● **PROMPT**
A word-for-word copy of the entries is the goal; leave out the pictures.

● **EXERCISE MATERIAL**
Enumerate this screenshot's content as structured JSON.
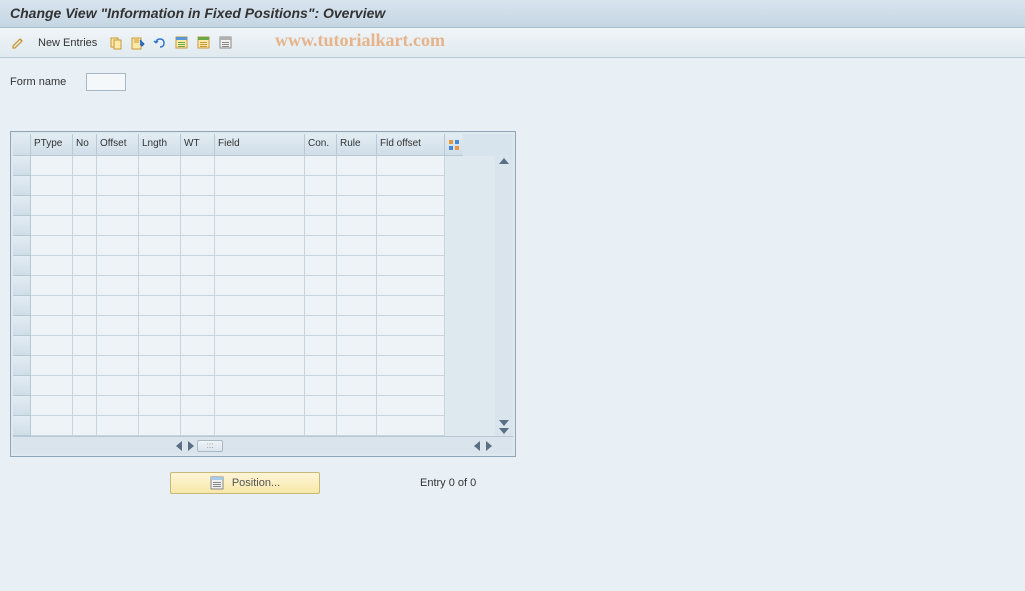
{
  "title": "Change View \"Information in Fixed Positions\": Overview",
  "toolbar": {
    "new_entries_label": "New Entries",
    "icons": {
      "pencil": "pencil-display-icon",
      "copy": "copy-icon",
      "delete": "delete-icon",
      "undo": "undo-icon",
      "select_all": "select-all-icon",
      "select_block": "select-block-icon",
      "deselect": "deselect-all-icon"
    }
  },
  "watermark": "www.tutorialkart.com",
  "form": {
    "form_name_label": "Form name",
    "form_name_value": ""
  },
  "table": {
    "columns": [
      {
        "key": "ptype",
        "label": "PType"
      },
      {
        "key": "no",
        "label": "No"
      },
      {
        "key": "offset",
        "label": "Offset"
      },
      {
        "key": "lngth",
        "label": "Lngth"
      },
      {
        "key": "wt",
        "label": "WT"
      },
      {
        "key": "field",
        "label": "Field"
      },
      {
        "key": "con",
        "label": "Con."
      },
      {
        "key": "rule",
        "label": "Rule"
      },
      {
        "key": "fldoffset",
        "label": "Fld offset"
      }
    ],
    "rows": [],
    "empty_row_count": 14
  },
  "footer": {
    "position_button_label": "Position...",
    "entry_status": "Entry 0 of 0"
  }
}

● **SOLUTION FOR THIS PROBLEM**
Enumerate this screenshot's content as structured JSON.
{
  "title": "Change View \"Information in Fixed Positions\": Overview",
  "toolbar": {
    "new_entries_label": "New Entries",
    "icons": {
      "pencil": "pencil-display-icon",
      "copy": "copy-icon",
      "delete": "delete-icon",
      "undo": "undo-icon",
      "select_all": "select-all-icon",
      "select_block": "select-block-icon",
      "deselect": "deselect-all-icon"
    }
  },
  "watermark": "www.tutorialkart.com",
  "form": {
    "form_name_label": "Form name",
    "form_name_value": ""
  },
  "table": {
    "columns": [
      {
        "key": "ptype",
        "label": "PType"
      },
      {
        "key": "no",
        "label": "No"
      },
      {
        "key": "offset",
        "label": "Offset"
      },
      {
        "key": "lngth",
        "label": "Lngth"
      },
      {
        "key": "wt",
        "label": "WT"
      },
      {
        "key": "field",
        "label": "Field"
      },
      {
        "key": "con",
        "label": "Con."
      },
      {
        "key": "rule",
        "label": "Rule"
      },
      {
        "key": "fldoffset",
        "label": "Fld offset"
      }
    ],
    "rows": [],
    "empty_row_count": 14
  },
  "footer": {
    "position_button_label": "Position...",
    "entry_status": "Entry 0 of 0"
  }
}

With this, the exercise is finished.